▶ SUPPLIED DATA

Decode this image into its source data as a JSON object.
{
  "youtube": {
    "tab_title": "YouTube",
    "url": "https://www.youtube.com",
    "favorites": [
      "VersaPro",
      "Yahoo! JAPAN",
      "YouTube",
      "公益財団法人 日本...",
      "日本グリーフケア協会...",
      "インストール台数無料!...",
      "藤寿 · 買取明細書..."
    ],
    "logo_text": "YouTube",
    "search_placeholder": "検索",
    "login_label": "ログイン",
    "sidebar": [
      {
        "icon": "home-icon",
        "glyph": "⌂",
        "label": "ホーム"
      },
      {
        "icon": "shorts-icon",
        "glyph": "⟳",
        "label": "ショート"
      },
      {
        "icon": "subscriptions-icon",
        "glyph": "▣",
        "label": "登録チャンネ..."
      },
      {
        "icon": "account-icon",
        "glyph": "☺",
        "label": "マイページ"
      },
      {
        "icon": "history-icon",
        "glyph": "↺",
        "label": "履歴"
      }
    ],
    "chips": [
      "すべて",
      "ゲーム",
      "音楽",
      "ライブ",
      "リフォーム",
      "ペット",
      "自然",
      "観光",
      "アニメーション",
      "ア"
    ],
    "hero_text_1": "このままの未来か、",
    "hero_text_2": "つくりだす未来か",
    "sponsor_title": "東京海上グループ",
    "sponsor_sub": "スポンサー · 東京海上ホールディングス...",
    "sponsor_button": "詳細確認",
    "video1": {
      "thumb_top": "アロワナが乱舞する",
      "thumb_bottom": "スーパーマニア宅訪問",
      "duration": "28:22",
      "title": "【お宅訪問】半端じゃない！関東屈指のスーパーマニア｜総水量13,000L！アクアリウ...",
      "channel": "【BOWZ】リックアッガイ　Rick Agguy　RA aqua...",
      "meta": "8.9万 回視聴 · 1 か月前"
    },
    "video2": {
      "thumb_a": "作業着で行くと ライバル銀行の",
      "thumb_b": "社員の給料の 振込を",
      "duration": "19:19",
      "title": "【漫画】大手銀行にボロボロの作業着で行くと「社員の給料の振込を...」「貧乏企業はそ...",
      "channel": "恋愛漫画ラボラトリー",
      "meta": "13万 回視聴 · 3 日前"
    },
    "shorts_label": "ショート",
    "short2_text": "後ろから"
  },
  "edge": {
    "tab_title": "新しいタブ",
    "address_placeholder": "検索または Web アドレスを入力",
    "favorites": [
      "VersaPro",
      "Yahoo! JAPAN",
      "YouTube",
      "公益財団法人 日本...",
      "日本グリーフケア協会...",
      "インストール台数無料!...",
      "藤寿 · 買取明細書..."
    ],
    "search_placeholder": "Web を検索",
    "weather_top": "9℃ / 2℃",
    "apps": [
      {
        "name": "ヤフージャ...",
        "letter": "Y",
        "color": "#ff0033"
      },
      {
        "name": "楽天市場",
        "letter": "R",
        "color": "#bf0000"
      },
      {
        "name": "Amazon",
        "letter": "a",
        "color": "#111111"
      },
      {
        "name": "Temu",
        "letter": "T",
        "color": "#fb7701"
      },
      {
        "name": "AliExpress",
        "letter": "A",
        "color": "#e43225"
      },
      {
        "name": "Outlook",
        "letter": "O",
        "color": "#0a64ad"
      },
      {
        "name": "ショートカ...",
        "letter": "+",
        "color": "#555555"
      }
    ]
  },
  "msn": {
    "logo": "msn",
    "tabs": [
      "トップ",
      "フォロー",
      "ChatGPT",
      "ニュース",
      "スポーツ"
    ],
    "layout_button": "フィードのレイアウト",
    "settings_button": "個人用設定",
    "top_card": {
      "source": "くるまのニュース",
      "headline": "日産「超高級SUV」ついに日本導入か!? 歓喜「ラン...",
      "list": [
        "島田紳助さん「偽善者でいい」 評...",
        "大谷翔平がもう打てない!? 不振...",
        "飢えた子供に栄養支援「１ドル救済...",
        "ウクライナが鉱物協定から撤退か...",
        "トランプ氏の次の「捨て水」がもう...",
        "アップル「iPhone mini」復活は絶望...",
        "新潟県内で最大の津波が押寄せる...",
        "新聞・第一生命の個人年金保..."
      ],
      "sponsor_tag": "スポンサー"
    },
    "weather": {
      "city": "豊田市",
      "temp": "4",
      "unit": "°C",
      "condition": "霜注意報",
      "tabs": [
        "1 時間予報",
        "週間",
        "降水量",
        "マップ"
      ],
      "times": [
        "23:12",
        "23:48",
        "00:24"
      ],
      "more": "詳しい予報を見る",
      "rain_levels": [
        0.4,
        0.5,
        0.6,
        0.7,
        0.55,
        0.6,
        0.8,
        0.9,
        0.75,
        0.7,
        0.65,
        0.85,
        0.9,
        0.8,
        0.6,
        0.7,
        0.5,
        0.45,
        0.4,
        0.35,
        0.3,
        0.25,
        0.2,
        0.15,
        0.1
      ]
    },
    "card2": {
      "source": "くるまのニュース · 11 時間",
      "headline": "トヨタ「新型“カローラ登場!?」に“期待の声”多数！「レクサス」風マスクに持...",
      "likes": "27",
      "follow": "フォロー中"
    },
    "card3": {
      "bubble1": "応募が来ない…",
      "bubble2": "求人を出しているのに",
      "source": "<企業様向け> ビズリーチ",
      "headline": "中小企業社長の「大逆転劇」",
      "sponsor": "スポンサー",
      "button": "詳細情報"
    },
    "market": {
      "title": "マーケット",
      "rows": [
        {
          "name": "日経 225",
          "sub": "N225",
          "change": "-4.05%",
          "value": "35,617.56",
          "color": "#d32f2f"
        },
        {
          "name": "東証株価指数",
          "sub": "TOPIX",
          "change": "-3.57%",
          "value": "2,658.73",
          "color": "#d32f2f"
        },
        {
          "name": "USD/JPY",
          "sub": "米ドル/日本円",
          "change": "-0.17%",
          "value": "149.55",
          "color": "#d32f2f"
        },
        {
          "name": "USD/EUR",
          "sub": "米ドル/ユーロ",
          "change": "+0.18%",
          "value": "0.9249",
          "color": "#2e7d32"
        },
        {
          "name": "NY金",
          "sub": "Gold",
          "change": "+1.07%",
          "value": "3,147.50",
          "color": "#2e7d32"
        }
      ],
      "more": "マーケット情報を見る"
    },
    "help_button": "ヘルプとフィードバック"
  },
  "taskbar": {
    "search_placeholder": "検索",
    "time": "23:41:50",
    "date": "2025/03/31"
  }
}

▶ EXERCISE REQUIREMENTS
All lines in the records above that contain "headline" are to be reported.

▶ EXERCISE ANSWER
      "headline": "日産「超高級SUV」ついに日本導入か!? 歓喜「ラン...",
      "headline": "トヨタ「新型“カローラ登場!?」に“期待の声”多数！「レクサス」風マスクに持...",
      "headline": "中小企業社長の「大逆転劇」",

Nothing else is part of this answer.